▸ **Exercise**
Quote the entries that follow exactly, leaving none out.

▸ **Entries supplied**
*** Block opens ***

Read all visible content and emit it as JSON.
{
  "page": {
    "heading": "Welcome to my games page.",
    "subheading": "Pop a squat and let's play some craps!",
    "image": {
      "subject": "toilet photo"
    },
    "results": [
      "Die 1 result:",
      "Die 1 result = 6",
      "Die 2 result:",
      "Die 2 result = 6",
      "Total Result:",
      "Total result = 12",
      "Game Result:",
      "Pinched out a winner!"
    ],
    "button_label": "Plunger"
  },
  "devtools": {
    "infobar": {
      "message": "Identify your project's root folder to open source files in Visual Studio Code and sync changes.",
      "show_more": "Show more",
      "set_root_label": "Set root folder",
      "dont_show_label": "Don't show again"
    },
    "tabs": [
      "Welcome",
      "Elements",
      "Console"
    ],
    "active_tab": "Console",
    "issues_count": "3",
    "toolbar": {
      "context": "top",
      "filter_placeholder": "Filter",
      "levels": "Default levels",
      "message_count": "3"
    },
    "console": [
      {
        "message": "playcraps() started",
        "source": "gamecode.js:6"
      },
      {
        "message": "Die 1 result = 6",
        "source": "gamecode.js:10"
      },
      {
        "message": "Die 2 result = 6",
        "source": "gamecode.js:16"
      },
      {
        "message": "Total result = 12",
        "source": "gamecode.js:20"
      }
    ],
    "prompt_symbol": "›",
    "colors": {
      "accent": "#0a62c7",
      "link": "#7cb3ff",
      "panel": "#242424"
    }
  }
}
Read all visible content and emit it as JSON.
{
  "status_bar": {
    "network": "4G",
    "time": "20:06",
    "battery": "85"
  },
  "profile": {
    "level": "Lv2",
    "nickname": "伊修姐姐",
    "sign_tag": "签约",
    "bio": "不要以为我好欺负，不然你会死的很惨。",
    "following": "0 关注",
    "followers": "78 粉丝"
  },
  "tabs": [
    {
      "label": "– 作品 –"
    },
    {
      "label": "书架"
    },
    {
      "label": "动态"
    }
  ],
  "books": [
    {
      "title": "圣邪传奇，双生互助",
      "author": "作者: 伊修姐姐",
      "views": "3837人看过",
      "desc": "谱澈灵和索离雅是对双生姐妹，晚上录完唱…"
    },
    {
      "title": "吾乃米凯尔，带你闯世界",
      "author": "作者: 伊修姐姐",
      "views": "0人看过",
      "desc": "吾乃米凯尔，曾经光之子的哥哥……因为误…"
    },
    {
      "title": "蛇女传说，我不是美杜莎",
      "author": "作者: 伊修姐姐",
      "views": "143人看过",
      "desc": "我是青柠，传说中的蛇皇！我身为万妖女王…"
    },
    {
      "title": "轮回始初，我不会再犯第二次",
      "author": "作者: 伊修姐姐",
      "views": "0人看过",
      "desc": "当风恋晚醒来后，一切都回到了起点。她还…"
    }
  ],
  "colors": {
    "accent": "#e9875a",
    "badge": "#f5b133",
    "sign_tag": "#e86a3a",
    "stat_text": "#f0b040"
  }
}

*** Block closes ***

▸ **Worked solution**
Read all visible content and emit it as JSON.
{
  "page": {
    "heading": "Welcome to my games page.",
    "subheading": "Pop a squat and let's play some craps!",
    "image": {
      "subject": "toilet photo"
    },
    "results": [
      "Die 1 result:",
      "Die 1 result = 6",
      "Die 2 result:",
      "Die 2 result = 6",
      "Total Result:",
      "Total result = 12",
      "Game Result:",
      "Pinched out a winner!"
    ],
    "button_label": "Plunger"
  },
  "devtools": {
    "infobar": {
      "message": "Identify your project's root folder to open source files in Visual Studio Code and sync changes.",
      "show_more": "Show more",
      "set_root_label": "Set root folder",
      "dont_show_label": "Don't show again"
    },
    "tabs": [
      "Welcome",
      "Elements",
      "Console"
    ],
    "active_tab": "Console",
    "issues_count": "3",
    "toolbar": {
      "context": "top",
      "filter_placeholder": "Filter",
      "levels": "Default levels",
      "message_count": "3"
    },
    "console": [
      {
        "message": "playcraps() started",
        "source": "gamecode.js:6"
      },
      {
        "message": "Die 1 result = 6",
        "source": "gamecode.js:10"
      },
      {
        "message": "Die 2 result = 6",
        "source": "gamecode.js:16"
      },
      {
        "message": "Total result = 12",
        "source": "gamecode.js:20"
      }
    ],
    "prompt_symbol": "›",
    "colors": {
      "accent": "#0a62c7",
      "link": "#7cb3ff",
      "panel": "#242424"
    }
  }
}
Read all visible content and emit it as JSON.
{
  "status_bar": {
    "network": "4G",
    "time": "20:06",
    "battery": "85"
  },
  "profile": {
    "level": "Lv2",
    "nickname": "伊修姐姐",
    "sign_tag": "签约",
    "bio": "不要以为我好欺负，不然你会死的很惨。",
    "following": "0 关注",
    "followers": "78 粉丝"
  },
  "tabs": [
    {
      "label": "– 作品 –"
    },
    {
      "label": "书架"
    },
    {
      "label": "动态"
    }
  ],
  "books": [
    {
      "title": "圣邪传奇，双生互助",
      "author": "作者: 伊修姐姐",
      "views": "3837人看过",
      "desc": "谱澈灵和索离雅是对双生姐妹，晚上录完唱…"
    },
    {
      "title": "吾乃米凯尔，带你闯世界",
      "author": "作者: 伊修姐姐",
      "views": "0人看过",
      "desc": "吾乃米凯尔，曾经光之子的哥哥……因为误…"
    },
    {
      "title": "蛇女传说，我不是美杜莎",
      "author": "作者: 伊修姐姐",
      "views": "143人看过",
      "desc": "我是青柠，传说中的蛇皇！我身为万妖女王…"
    },
    {
      "title": "轮回始初，我不会再犯第二次",
      "author": "作者: 伊修姐姐",
      "views": "0人看过",
      "desc": "当风恋晚醒来后，一切都回到了起点。她还…"
    }
  ],
  "colors": {
    "accent": "#e9875a",
    "badge": "#f5b133",
    "sign_tag": "#e86a3a",
    "stat_text": "#f0b040"
  }
}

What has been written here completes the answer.